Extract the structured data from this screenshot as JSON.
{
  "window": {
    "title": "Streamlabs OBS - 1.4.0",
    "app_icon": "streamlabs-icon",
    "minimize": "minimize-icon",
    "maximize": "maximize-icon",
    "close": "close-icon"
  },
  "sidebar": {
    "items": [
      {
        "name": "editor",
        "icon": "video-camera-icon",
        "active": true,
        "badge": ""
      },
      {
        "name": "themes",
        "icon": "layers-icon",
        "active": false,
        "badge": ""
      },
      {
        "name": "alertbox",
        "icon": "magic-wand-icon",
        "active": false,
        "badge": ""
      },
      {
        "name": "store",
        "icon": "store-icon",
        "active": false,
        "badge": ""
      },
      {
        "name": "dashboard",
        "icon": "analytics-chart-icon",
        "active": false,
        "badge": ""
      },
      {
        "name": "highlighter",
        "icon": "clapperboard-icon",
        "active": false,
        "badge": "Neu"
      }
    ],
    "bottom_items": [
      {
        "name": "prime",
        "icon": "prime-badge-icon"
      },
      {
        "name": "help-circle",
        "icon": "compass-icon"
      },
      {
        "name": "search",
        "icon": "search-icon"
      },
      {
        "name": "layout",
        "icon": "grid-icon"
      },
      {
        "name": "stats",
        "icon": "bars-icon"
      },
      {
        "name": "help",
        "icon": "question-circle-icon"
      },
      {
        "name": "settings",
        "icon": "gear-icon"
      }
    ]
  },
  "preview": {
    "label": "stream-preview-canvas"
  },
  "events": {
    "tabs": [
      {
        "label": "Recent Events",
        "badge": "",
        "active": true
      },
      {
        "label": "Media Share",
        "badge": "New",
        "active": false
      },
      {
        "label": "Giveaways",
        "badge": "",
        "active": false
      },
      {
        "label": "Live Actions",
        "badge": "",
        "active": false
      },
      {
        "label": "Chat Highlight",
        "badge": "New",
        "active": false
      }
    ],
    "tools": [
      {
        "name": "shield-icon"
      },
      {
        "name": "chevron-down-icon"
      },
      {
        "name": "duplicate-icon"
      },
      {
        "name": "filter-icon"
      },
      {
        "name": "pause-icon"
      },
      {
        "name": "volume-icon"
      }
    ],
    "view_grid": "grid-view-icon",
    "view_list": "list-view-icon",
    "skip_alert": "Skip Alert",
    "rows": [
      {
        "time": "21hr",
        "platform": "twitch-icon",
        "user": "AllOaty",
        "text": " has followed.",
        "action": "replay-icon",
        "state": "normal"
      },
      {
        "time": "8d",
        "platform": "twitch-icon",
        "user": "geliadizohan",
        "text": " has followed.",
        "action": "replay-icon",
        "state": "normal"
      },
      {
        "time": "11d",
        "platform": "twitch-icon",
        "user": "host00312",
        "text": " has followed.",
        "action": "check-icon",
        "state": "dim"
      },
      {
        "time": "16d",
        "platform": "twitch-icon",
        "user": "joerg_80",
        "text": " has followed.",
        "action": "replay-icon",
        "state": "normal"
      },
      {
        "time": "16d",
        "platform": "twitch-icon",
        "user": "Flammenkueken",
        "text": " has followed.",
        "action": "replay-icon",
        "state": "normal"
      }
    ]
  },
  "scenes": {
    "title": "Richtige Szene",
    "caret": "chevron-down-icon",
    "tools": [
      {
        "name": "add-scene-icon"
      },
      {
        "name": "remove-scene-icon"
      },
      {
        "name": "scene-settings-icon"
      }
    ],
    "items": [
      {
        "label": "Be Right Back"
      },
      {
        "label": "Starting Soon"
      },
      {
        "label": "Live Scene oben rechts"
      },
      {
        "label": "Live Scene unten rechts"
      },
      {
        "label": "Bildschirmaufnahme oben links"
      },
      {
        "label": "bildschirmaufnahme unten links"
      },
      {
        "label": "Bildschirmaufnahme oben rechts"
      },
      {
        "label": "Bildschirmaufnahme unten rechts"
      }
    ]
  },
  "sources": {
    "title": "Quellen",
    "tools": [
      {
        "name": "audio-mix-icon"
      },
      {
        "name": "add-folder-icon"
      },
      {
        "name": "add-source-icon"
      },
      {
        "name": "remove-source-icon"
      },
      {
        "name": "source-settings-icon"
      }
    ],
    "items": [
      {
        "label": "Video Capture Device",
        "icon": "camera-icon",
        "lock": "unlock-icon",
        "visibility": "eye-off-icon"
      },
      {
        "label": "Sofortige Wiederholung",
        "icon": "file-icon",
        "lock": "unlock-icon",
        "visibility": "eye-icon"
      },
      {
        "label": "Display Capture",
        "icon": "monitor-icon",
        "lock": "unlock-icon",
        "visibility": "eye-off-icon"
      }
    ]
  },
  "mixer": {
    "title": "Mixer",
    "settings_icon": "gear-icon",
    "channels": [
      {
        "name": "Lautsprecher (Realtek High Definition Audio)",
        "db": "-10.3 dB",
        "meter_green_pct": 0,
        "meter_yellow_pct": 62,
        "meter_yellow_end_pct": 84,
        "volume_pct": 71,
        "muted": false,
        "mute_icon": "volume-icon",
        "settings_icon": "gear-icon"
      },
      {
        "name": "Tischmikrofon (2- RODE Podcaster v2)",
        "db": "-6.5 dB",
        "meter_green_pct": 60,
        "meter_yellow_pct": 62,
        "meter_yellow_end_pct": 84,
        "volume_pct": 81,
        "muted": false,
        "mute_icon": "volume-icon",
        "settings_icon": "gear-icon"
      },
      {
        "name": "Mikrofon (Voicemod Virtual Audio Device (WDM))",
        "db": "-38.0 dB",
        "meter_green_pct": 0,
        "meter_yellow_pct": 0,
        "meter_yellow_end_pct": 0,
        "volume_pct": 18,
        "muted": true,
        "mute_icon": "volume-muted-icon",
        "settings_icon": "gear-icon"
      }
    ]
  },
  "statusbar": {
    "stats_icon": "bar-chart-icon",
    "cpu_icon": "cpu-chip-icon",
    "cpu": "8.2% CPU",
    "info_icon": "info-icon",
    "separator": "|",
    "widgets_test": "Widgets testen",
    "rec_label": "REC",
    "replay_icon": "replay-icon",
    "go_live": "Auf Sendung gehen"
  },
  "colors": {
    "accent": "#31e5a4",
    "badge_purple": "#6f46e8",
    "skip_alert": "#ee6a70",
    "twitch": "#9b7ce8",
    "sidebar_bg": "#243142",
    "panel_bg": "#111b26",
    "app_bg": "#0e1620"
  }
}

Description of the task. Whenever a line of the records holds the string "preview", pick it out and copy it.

Result for this task.
  "preview": {
    "label": "stream-preview-canvas"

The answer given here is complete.